Space missions are expensive, and sending the smallest aircraft to space can cost somewhere between $62 million to $450 million. Being the most potent US government agency for studying the cosmos, NASA spends billions of dollars every year for their expeditions into space.
Technological advancement is on the verge of cost-cutting these huge space expeditions by a considerable amount. By sending small scale satellites instead of an actual 230-foot-tall Falcon 9, which costs more money, energy, resources, and people, NASA is planning to send small scale satellites instead of a real space rocket to study the secrets of the cosmos.
NASA is planning to launch four new space projects with small-scale satellites with a fraction of its former space missions budget. The Pioneers space program, which is curbed at $20 million for each space mission, is the newest cost-cutting method in the NASA expedition lineup for 2021.
NASA will squeeze their tiny budget to study outer space, including the galaxies and other exoplanets, floating outside human knowledge. These four missions will be accompanied by NASA’s space balloons and tiny satellites, which will cost ¼ of the actual space missions.
NASA plans to study the planets, stars, and other astronomical objects while experimenting with their budget. Compared to the former missions, the Pioneers space program will challenge the scientists to investigate the secrets of space with a new out-of-the-box perspective and a new budget.
The US government is responsible for dispensing the budget to NASA. With this approach, NASA can complete more space missions with the same budget and bring forth discoveries of the universe.
Each of these missions will carry new expectations and new technology that no other NASA mission or object achieved in the history of space expeditions. If the Pioneers space program succeeds in its excursions, humanity might reap a great benefit as quoted by Elon Musk “If we drive down the cost of transportation in space, we can do great things.”
Among the four satellites that will be launched in outer space, the Aspera mission will bind the mysteries behind the ultraviolet wavelength to study the hot gases between two or more galaxies. Currently, there are more than two trillion galaxies known to human beings, and we are yet to discover their compositions, masses, and size. Pandora, the second-in-line satellite after the Aspera mission, will likely study the 39 exoplanets known to space biology researchers. It will also analyze the existence of 20 stars, creating a new field of study between the starlight effect of habitable exoplanets in the universe.
After Pandora, PUEO, a small-scale satellite, will be launched from Antarctica to study the ultra-high energy neutrinos in space. These energy-filled neutrinos will be crucial for the new mission, as studying them can unravel the enigma behind the creation of black holes in the cosmos.
Finally, the newest edition to the small-scale satellites, StarBurst, will be studying the rays from the infamous and untouched neutron stars. A neutron star is the most challenging object to find after the black hole. It is believed that a single neutron star can engulf galaxies, and its mass can be equated between 10 and 25 solar masses. According to NASA’s research, a single neutron star is the smallest extraterrestrial object with a radius of 10 kilometers and a mass of 1.4 solar masses.

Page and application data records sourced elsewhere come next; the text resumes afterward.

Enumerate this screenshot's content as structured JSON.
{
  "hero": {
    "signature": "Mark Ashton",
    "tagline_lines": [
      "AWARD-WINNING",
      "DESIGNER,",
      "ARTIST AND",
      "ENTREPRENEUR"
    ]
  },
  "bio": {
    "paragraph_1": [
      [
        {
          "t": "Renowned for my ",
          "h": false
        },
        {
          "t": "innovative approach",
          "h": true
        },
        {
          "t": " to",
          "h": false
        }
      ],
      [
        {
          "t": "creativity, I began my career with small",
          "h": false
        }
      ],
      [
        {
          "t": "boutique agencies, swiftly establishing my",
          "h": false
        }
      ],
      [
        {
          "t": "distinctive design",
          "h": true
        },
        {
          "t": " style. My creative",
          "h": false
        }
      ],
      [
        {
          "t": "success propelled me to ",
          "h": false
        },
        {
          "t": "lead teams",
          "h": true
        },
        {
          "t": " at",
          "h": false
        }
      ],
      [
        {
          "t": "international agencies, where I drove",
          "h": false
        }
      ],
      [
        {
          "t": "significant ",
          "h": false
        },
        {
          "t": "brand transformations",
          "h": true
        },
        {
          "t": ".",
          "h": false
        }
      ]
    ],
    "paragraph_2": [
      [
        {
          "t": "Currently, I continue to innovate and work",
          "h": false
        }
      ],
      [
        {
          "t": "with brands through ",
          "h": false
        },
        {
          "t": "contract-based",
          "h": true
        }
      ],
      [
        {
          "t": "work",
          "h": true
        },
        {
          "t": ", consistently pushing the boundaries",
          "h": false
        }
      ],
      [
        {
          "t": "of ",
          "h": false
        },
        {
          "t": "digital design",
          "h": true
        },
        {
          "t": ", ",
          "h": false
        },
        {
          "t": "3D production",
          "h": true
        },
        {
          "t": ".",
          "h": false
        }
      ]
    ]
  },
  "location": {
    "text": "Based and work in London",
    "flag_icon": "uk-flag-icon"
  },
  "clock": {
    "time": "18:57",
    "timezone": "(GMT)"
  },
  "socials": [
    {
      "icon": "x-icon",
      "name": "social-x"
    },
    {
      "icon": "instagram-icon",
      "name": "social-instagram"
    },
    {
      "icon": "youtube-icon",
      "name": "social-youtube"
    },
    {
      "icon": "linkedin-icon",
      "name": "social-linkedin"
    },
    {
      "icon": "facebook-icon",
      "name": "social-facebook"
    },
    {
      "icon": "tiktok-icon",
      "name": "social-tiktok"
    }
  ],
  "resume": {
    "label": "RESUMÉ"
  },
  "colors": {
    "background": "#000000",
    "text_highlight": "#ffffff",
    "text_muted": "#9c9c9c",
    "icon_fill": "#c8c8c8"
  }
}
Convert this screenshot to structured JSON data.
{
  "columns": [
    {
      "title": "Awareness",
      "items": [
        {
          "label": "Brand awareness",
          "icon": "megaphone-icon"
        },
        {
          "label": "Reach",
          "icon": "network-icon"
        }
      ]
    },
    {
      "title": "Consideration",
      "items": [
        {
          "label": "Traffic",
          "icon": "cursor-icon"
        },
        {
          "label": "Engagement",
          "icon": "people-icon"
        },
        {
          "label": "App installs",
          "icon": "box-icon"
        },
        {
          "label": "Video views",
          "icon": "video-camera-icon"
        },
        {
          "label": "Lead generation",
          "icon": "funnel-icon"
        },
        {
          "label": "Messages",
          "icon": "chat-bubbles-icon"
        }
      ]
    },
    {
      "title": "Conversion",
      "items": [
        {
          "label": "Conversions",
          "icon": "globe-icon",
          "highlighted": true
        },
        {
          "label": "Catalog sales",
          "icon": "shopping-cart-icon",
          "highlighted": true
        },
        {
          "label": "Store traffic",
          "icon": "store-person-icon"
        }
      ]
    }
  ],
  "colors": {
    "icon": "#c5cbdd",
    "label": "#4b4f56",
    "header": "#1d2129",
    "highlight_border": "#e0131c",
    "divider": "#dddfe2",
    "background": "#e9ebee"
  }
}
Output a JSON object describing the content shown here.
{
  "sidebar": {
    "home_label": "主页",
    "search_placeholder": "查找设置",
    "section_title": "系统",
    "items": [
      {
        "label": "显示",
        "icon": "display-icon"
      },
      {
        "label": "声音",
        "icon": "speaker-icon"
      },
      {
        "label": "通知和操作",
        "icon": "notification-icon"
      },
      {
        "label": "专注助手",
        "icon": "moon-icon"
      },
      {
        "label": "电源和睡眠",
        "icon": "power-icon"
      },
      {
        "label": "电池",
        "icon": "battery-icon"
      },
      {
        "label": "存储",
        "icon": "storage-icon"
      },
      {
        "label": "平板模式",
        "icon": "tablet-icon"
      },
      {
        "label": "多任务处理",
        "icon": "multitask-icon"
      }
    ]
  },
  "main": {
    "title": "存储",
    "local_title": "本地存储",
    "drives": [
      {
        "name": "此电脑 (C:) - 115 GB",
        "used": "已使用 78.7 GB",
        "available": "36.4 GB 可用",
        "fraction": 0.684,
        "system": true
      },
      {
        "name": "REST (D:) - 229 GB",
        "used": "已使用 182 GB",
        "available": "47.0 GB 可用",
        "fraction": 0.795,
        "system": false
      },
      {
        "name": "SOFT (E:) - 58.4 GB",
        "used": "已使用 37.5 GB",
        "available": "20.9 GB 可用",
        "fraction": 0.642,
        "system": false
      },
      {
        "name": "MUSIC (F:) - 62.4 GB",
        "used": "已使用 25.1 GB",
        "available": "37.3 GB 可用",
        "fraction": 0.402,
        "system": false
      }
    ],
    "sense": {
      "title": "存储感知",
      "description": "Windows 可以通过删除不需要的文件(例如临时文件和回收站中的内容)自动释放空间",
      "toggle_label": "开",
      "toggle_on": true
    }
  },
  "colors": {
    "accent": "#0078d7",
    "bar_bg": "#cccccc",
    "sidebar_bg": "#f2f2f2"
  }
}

NASA’s new approach will cut-down high costs in future space expeditions. By using small-scale satellites and space-balloons, NASA can uncover new possibilities and discoveries in outer space by spending a fraction of their original rocked based missions. The new perspective will save millions of dollars, and by using robotic technology, fluctuations in the celestial bodies can be tracked without actually visiting the cosmos in-person.